> Element data from apps and pages
......

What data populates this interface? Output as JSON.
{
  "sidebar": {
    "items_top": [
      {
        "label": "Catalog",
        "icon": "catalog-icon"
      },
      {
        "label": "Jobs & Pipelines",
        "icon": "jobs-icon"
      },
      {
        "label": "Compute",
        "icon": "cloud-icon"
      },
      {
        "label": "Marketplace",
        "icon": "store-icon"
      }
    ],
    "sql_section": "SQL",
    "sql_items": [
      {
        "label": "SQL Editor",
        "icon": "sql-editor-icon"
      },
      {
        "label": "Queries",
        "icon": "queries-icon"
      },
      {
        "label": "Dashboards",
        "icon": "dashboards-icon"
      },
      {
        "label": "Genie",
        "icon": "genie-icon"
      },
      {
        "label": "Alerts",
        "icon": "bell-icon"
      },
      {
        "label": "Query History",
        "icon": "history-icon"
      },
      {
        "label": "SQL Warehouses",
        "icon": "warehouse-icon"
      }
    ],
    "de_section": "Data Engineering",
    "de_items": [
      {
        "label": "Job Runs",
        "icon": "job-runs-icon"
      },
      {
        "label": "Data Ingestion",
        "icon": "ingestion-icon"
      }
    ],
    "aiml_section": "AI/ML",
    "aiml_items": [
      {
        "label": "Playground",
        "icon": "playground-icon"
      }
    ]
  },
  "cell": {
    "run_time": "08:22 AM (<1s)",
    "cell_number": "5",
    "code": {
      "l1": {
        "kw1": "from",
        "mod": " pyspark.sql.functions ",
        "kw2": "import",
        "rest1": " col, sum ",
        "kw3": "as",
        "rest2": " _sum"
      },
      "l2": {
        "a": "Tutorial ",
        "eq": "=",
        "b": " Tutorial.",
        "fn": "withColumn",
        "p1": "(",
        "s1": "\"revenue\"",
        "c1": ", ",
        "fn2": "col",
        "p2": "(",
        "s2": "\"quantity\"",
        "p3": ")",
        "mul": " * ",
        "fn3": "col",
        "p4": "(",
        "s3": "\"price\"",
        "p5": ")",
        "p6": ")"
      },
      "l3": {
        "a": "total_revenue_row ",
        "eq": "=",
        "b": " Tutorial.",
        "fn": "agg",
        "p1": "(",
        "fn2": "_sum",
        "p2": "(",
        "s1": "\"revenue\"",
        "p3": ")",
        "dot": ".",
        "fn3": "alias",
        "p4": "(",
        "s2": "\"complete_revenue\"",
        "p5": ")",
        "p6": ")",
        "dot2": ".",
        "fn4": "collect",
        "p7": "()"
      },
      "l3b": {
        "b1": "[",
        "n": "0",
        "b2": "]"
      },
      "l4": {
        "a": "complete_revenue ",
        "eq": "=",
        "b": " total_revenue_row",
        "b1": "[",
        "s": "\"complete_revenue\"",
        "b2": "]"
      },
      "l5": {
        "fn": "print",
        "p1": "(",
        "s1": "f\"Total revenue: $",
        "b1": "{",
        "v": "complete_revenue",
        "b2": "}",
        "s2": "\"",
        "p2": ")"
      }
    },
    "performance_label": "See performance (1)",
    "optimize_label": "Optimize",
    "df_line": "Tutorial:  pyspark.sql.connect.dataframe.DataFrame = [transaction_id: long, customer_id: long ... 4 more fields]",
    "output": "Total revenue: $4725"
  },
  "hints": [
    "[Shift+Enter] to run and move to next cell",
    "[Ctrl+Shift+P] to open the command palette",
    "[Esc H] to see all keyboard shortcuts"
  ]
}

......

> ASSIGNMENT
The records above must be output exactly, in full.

> EXPECTED ANSWER
What data populates this interface? Output as JSON.
{
  "sidebar": {
    "items_top": [
      {
        "label": "Catalog",
        "icon": "catalog-icon"
      },
      {
        "label": "Jobs & Pipelines",
        "icon": "jobs-icon"
      },
      {
        "label": "Compute",
        "icon": "cloud-icon"
      },
      {
        "label": "Marketplace",
        "icon": "store-icon"
      }
    ],
    "sql_section": "SQL",
    "sql_items": [
      {
        "label": "SQL Editor",
        "icon": "sql-editor-icon"
      },
      {
        "label": "Queries",
        "icon": "queries-icon"
      },
      {
        "label": "Dashboards",
        "icon": "dashboards-icon"
      },
      {
        "label": "Genie",
        "icon": "genie-icon"
      },
      {
        "label": "Alerts",
        "icon": "bell-icon"
      },
      {
        "label": "Query History",
        "icon": "history-icon"
      },
      {
        "label": "SQL Warehouses",
        "icon": "warehouse-icon"
      }
    ],
    "de_section": "Data Engineering",
    "de_items": [
      {
        "label": "Job Runs",
        "icon": "job-runs-icon"
      },
      {
        "label": "Data Ingestion",
        "icon": "ingestion-icon"
      }
    ],
    "aiml_section": "AI/ML",
    "aiml_items": [
      {
        "label": "Playground",
        "icon": "playground-icon"
      }
    ]
  },
  "cell": {
    "run_time": "08:22 AM (<1s)",
    "cell_number": "5",
    "code": {
      "l1": {
        "kw1": "from",
        "mod": " pyspark.sql.functions ",
        "kw2": "import",
        "rest1": " col, sum ",
        "kw3": "as",
        "rest2": " _sum"
      },
      "l2": {
        "a": "Tutorial ",
        "eq": "=",
        "b": " Tutorial.",
        "fn": "withColumn",
        "p1": "(",
        "s1": "\"revenue\"",
        "c1": ", ",
        "fn2": "col",
        "p2": "(",
        "s2": "\"quantity\"",
        "p3": ")",
        "mul": " * ",
        "fn3": "col",
        "p4": "(",
        "s3": "\"price\"",
        "p5": ")",
        "p6": ")"
      },
      "l3": {
        "a": "total_revenue_row ",
        "eq": "=",
        "b": " Tutorial.",
        "fn": "agg",
        "p1": "(",
        "fn2": "_sum",
        "p2": "(",
        "s1": "\"revenue\"",
        "p3": ")",
        "dot": ".",
        "fn3": "alias",
        "p4": "(",
        "s2": "\"complete_revenue\"",
        "p5": ")",
        "p6": ")",
        "dot2": ".",
        "fn4": "collect",
        "p7": "()"
      },
      "l3b": {
        "b1": "[",
        "n": "0",
        "b2": "]"
      },
      "l4": {
        "a": "complete_revenue ",
        "eq": "=",
        "b": " total_revenue_row",
        "b1": "[",
        "s": "\"complete_revenue\"",
        "b2": "]"
      },
      "l5": {
        "fn": "print",
        "p1": "(",
        "s1": "f\"Total revenue: $",
        "b1": "{",
        "v": "complete_revenue",
        "b2": "}",
        "s2": "\"",
        "p2": ")"
      }
    },
    "performance_label": "See performance (1)",
    "optimize_label": "Optimize",
    "df_line": "Tutorial:  pyspark.sql.connect.dataframe.DataFrame = [transaction_id: long, customer_id: long ... 4 more fields]",
    "output": "Total revenue: $4725"
  },
  "hints": [
    "[Shift+Enter] to run and move to next cell",
    "[Ctrl+Shift+P] to open the command palette",
    "[Esc H] to see all keyboard shortcuts"
  ]
}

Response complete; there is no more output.